Work instructions: Report each line of the entries below that includes "duration".

Information provided:
BEGIN

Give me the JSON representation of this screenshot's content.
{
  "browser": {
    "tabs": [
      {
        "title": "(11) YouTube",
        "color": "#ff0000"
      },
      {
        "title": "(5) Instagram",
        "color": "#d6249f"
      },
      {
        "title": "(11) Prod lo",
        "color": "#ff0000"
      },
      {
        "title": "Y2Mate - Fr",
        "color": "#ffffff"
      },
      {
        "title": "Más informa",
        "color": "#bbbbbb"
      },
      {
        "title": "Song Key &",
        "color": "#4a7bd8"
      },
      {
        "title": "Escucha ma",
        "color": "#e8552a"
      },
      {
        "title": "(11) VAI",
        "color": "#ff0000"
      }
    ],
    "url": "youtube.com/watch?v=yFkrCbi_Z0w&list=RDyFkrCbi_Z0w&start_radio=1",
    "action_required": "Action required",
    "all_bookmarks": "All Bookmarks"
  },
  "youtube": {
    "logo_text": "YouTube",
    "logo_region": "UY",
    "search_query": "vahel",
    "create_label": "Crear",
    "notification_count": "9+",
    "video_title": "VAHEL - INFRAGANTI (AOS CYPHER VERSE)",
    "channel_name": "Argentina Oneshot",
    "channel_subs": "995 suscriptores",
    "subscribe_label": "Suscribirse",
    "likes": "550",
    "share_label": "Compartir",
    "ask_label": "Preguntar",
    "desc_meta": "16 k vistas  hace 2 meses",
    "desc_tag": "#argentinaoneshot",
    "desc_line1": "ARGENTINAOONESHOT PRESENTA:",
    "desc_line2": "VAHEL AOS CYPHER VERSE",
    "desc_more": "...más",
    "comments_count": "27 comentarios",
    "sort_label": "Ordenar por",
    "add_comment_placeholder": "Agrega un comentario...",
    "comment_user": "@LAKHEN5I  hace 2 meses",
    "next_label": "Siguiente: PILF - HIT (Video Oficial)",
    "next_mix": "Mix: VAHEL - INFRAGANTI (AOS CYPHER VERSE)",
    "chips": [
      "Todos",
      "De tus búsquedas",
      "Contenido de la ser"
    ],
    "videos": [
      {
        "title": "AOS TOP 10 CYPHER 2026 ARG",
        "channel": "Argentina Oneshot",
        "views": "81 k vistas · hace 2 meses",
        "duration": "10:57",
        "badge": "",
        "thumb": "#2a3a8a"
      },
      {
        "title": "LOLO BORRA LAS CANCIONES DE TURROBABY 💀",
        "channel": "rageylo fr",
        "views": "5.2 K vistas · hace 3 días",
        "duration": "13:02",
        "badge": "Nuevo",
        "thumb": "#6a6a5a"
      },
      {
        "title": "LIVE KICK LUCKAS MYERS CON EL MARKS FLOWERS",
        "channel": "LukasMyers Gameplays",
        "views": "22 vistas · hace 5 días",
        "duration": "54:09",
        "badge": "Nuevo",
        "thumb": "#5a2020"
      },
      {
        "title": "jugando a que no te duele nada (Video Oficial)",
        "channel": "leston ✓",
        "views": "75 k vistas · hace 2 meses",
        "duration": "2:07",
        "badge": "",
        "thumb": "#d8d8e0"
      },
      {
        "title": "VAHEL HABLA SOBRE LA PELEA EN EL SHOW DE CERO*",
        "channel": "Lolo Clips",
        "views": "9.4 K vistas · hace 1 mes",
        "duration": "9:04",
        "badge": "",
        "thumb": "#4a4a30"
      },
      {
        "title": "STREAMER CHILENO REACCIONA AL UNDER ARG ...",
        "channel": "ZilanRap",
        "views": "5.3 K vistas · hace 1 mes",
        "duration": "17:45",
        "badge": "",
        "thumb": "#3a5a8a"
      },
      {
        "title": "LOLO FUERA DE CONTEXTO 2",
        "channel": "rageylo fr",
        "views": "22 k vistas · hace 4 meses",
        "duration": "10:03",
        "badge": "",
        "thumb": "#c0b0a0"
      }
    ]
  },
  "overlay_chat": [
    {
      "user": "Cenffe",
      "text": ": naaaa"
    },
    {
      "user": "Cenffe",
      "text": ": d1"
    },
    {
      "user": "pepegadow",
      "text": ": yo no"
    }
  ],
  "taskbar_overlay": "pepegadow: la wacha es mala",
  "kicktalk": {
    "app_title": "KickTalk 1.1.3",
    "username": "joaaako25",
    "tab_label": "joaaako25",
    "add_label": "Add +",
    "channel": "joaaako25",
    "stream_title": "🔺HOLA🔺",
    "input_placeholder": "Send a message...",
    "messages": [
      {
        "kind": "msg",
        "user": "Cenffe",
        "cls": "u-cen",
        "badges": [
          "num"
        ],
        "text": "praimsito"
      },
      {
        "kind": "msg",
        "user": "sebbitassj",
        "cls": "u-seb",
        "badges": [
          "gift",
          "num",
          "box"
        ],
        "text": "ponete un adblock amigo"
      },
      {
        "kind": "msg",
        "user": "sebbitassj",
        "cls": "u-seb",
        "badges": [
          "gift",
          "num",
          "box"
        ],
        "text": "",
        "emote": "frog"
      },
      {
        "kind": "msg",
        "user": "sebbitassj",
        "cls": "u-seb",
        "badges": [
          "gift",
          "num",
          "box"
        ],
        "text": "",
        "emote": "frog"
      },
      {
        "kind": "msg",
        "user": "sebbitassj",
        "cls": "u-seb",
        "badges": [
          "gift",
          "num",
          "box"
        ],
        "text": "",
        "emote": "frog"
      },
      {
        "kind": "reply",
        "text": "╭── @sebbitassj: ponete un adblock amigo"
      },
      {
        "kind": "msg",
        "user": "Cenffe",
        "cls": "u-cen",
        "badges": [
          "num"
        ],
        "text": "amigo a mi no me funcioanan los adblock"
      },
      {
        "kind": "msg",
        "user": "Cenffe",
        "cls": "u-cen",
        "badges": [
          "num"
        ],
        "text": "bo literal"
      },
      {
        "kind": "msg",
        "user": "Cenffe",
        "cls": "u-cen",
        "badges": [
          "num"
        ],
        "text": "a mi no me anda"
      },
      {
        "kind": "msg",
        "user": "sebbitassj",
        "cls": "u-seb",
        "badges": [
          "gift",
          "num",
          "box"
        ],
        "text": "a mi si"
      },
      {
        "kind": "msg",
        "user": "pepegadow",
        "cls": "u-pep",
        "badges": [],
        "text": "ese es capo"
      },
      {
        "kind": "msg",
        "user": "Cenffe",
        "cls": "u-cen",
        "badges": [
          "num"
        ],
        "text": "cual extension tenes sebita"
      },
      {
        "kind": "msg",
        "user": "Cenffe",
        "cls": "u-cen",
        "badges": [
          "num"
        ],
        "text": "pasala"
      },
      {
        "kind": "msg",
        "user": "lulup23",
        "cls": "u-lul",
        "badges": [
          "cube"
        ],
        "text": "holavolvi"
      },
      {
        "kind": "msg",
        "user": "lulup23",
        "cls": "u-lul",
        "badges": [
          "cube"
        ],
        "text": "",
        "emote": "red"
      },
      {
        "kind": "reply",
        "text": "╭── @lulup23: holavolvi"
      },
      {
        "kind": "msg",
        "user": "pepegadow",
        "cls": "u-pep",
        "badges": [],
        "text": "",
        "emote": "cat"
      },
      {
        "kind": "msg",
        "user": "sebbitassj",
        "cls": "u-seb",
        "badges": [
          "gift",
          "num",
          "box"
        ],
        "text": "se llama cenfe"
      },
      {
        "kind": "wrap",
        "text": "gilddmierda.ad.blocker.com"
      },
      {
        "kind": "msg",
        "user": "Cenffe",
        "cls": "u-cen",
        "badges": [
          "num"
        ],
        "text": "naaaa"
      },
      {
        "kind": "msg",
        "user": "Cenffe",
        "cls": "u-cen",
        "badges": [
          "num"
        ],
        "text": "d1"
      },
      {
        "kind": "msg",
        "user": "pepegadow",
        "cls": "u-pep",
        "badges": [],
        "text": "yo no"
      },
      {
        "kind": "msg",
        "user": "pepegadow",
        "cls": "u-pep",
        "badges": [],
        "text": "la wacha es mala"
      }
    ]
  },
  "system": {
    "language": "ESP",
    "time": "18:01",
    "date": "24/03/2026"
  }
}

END

Solution to this problem:
        "duration": "10:57",
        "duration": "13:02",
        "duration": "54:09",
        "duration": "2:07",
        "duration": "9:04",
        "duration": "17:45",
        "duration": "10:03",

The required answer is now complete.